#### TASK DETAILS
Show every line of the data where the word "icon" can be found.

Items from an interface collection:
═══
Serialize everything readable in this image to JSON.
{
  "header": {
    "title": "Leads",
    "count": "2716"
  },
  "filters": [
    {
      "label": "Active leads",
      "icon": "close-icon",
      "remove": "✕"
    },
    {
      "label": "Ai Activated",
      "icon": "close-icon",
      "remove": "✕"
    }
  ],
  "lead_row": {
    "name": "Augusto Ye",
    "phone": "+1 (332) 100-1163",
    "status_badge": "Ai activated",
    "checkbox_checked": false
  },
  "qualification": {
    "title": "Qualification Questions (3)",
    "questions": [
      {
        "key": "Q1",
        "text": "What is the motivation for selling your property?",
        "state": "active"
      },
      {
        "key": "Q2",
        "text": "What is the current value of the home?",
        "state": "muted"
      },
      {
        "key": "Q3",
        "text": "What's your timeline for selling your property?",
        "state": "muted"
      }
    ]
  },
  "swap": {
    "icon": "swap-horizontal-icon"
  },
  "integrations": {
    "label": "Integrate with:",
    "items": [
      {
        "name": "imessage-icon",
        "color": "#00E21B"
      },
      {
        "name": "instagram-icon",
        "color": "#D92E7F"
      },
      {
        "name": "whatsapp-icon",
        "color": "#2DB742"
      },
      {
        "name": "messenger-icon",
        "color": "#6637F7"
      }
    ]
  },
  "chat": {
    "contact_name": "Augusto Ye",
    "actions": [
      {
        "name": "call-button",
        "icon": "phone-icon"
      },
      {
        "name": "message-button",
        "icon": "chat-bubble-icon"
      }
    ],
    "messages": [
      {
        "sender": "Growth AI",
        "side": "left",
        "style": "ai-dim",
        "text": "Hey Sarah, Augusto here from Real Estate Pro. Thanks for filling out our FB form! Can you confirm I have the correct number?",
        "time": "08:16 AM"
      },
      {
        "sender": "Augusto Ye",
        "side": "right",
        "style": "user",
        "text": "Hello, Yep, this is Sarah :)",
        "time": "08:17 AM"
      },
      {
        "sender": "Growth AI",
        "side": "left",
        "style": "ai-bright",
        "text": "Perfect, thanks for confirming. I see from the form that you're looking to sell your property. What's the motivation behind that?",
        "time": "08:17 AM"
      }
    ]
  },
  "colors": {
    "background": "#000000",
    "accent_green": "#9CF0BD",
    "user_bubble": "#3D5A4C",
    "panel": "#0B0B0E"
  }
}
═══
#### RESULT
      "icon": "close-icon",
      "icon": "close-icon",
    "icon": "swap-horizontal-icon"
        "name": "imessage-icon",
        "name": "instagram-icon",
        "name": "whatsapp-icon",
        "name": "messenger-icon",
        "icon": "phone-icon"
        "icon": "chat-bubble-icon"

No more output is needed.